While eel consumption continues to go down in the 21st century (in 2000, there was only one stall selling live eels in Billingsgate Market), the number of eel and pie shops has not gone down very much: there were 87 eel and pie shops in Greater London in 1995, compared to around 110 at the end of 1800.[4]


The main dish sold is pie and mash, a minced-beef and cold-water-pastry pie served with mashed potato. There should be two types of pastry used; the bottom or base should be suet pastry and the top can be rough puff or short. It is common for the mashed potato to be spread around one side of the plate and for a type of parsley sauce to be present. This is commonly called liquor sauce or simply liquor (the term liquor does not imply alcohol content in its original meaning), traditionally made using the water kept from the preparation of the stewed eels. However, many shops no longer use stewed eel water in their parsley liquor. The sauce traditionally has a green color, from the parsley.


Before shops became common, trading took place from braziers or carts. It was not until late Victorian times that shops began to appear.[5] The first recorded shop was Henry Blanchard's at 101 Union Street in Southwark in 1844 which was described as an "Eel Pie House".[6] The shops have become part of the local community and heritage of their area, for example, L. Manze in Walthamstow became Grade II listed by English Heritage in 2013 due to its architectural and cultural significance.[7]

Traditionally, pie and mash shops have white tile walls with mirrors, and marble floors, tables and work tops, all of which are easy to clean.
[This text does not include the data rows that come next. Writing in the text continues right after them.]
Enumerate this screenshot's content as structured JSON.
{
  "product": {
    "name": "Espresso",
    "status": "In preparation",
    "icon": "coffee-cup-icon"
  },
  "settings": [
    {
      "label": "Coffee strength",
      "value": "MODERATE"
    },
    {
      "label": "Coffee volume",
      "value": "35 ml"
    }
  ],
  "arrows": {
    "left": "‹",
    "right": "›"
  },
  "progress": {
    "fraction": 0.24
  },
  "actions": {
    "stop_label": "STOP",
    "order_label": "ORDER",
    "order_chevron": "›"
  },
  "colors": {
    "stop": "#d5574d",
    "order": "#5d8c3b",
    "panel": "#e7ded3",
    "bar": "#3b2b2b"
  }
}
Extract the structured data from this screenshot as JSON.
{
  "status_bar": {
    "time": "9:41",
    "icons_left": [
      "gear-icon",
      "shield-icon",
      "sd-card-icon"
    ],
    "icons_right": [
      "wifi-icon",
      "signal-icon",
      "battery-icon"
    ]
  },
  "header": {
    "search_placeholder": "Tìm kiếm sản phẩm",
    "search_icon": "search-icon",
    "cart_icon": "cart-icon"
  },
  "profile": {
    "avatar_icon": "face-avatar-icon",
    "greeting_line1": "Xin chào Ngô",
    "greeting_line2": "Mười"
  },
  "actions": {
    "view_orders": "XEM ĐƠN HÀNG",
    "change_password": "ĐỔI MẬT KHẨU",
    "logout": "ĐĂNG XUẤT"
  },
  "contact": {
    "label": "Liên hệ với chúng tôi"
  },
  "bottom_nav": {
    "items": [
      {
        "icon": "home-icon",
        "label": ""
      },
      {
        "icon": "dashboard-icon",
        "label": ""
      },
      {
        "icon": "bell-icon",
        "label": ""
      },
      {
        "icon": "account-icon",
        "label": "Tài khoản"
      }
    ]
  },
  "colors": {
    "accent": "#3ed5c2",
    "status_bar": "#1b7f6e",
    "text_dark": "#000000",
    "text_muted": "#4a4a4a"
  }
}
They give the shops, hardly ever called restaurants, a late Victorian or Art Deco appearance.

Because of the large number of pleasure boat steamer companies offering Sunday trips on the River Thames, many Eastenders used them to explore the more gentrified west of London. The result was that many also wanted their traditional foods of ale and pie and mash, resulting in the renaming of both a hotel that they frequently visited and the island on which it sat in Twickenham to Eel Pie Island in the early 1900s.[8]

Further reading[edit]

  • Pie 'n' Mash Club of Great Britain. Pie 'n' Mash: A Guide to Londoners Traditional Eating Houses. J. Smith, 1995. ISBN 0-9527067-0-9
  • Chris Clunn. Eels, Pie and Mash: A Photographic Record of Pie 'n' Eel Shops. London: Museum of London, 1995. ISBN 0-904818-60-8


  1. ^ Bosworth, George F. (1912). "Climate and rainfall". West London. Cambridge University Press. p. 77. OCLC 6566071.
  2. ^ "Pie And Mash Shops". h2g2.com. Retrieved 30 December 2012.[user-generated source]
  3. ^ "Eel populations in London's River Thames crash by 98%". BBC London. 22 January 2010. Retrieved 30 December 2012.
  4. ^ Schweid, Richard (2002). "Consider the Eel". Gastronomica. 2 (2): 14–19.
  5. ^ Henry, Mayhew (1851). London Labour and the London Poor: A Cyclopaedia of the Condition and Earnings of Those that Will Work, Those that Cannot Work, and Those that Will Not Work, Part 1. London: George Woodfall and Son. pp. 195–196. Retrieved 28 November 2016.
  6. ^ The Post-Office London Directory for 1844. W. Kelly & Company. 1844.
  7. ^ Historic England. "L Manze Eel, Pie and Mash Shop (1416834)". National Heritage List for England. Retrieved 28 November 2016.
  8. ^ "Eel Pie Island". Twickenham Museum. Retrieved 30 December 2012.

External links[edit]